> _Your instructions_
Filter the entries that follow, copying every line in which the word "Bergeggi" appears.

(Records to process Opens)

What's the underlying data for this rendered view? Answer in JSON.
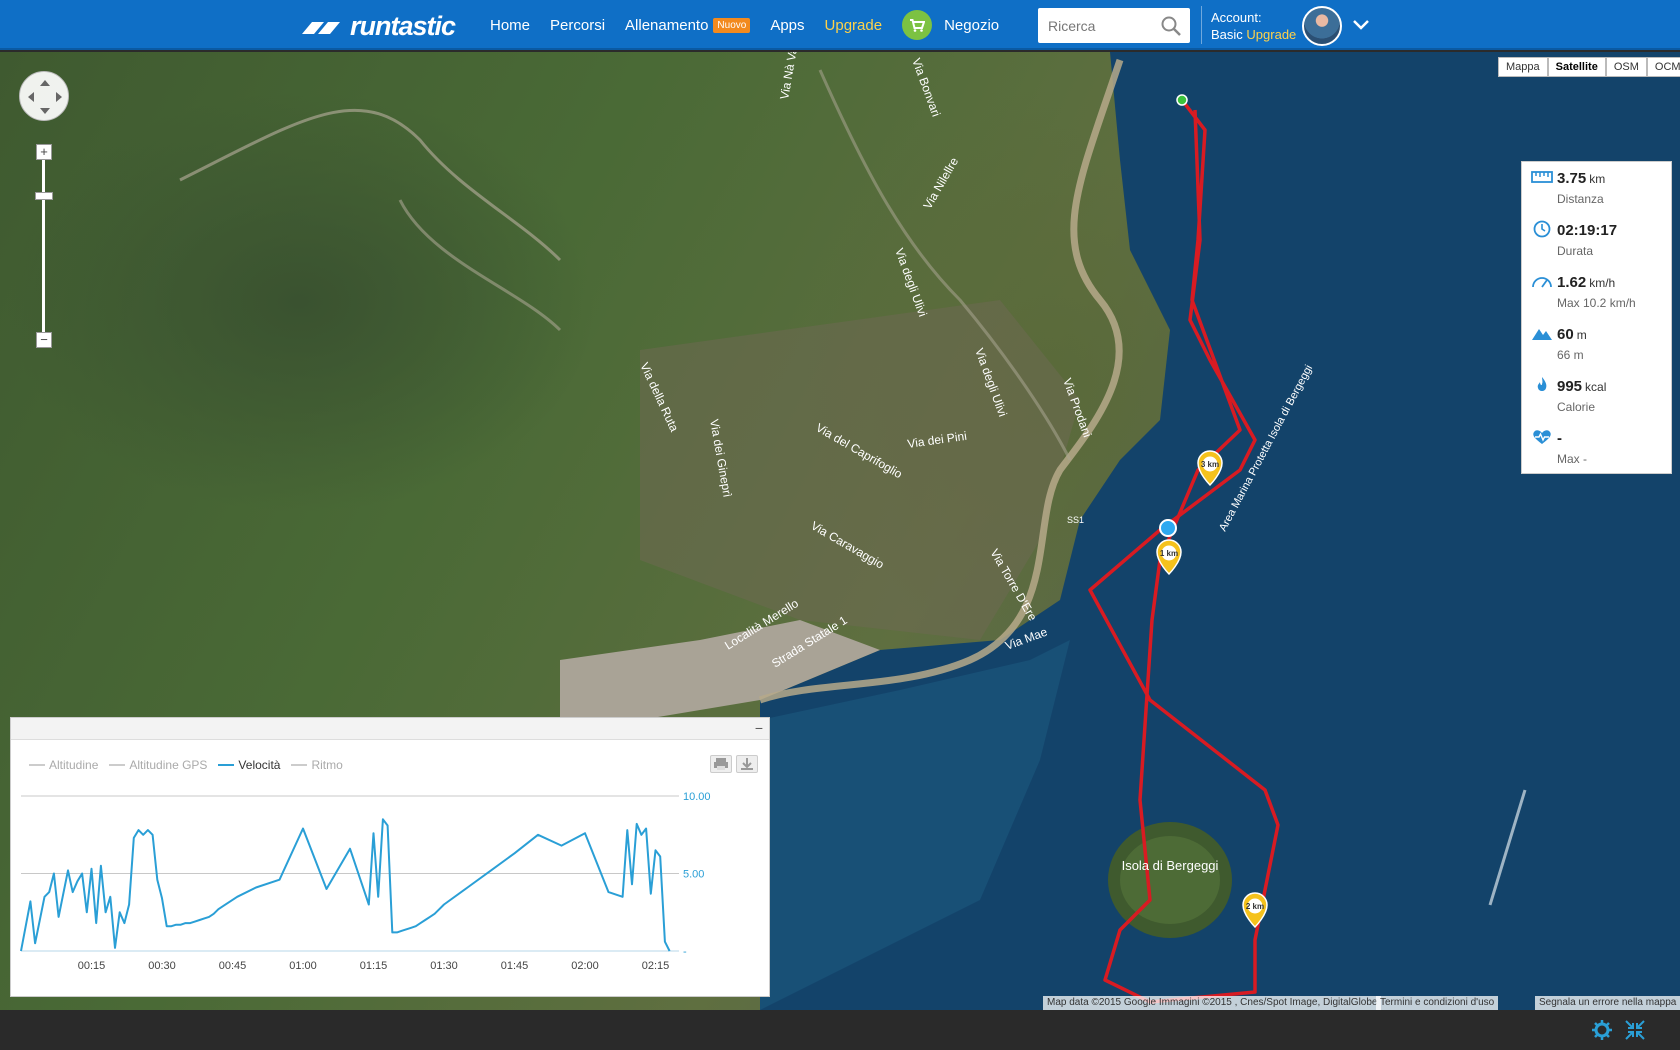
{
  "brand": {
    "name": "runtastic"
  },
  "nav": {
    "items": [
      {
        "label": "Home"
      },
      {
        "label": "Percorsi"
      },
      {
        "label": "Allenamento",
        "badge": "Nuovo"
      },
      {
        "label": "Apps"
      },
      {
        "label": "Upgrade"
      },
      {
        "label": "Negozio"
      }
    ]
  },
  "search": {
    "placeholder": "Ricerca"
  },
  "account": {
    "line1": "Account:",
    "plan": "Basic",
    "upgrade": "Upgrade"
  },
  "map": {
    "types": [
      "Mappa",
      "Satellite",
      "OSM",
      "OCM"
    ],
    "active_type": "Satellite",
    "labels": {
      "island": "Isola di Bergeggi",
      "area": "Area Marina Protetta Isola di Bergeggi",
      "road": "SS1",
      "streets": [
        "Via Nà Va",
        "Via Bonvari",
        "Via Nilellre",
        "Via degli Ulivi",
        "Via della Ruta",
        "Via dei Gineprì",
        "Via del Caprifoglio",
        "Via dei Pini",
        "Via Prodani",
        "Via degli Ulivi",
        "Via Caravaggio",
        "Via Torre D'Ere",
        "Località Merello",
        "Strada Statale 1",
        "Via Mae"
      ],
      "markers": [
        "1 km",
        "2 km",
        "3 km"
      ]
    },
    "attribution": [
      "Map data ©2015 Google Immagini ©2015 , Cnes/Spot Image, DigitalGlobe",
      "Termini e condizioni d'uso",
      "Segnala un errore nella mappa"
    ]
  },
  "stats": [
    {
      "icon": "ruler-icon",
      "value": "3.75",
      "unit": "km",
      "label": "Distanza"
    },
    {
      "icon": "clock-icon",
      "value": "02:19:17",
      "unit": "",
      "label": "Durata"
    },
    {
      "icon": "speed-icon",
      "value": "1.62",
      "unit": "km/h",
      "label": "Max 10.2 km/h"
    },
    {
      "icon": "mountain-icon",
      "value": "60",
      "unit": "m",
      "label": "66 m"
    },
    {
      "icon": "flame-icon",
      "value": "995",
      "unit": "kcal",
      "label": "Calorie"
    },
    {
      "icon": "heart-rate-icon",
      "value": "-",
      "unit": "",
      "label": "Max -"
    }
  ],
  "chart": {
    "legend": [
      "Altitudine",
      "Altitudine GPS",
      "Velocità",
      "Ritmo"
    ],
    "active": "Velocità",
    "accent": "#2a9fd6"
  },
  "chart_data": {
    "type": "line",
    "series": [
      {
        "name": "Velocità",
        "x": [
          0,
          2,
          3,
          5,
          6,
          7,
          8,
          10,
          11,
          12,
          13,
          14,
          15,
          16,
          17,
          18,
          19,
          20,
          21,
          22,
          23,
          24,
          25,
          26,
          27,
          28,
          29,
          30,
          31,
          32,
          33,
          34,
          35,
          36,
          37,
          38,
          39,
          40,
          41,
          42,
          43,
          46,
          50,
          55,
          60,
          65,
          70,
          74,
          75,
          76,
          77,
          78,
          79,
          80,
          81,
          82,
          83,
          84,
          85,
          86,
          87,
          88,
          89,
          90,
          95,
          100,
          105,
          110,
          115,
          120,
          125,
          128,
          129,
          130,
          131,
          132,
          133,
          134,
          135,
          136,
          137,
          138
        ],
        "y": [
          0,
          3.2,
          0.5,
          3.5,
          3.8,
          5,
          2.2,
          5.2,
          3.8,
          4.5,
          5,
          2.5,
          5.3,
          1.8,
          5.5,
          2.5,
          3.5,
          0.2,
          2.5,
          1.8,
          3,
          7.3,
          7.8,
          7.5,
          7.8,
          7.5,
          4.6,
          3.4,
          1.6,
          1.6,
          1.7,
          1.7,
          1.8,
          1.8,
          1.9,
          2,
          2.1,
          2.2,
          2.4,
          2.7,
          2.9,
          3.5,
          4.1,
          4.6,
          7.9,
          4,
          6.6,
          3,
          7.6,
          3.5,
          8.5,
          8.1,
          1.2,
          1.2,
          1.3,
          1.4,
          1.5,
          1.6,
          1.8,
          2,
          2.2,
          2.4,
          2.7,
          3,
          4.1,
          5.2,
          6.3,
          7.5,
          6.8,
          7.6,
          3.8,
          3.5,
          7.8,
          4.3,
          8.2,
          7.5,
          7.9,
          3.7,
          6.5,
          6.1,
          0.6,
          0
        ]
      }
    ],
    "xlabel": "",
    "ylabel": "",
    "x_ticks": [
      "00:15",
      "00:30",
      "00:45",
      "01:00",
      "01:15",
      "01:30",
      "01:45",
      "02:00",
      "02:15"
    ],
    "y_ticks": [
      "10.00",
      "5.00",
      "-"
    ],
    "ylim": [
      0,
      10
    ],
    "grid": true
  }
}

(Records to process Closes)
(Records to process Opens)

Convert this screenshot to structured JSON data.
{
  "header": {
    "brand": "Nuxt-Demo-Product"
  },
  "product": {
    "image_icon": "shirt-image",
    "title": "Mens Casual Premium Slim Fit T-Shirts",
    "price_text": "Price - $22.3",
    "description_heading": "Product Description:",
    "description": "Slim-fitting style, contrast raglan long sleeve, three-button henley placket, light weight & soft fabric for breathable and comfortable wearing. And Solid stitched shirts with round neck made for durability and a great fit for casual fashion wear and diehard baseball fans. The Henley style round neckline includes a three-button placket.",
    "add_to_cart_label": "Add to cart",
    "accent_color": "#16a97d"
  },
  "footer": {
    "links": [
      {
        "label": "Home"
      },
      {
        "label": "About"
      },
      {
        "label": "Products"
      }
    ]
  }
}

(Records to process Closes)

> _Exercise solution_
      "island": "Isola di Bergeggi",
      "area": "Area Marina Protetta Isola di Bergeggi",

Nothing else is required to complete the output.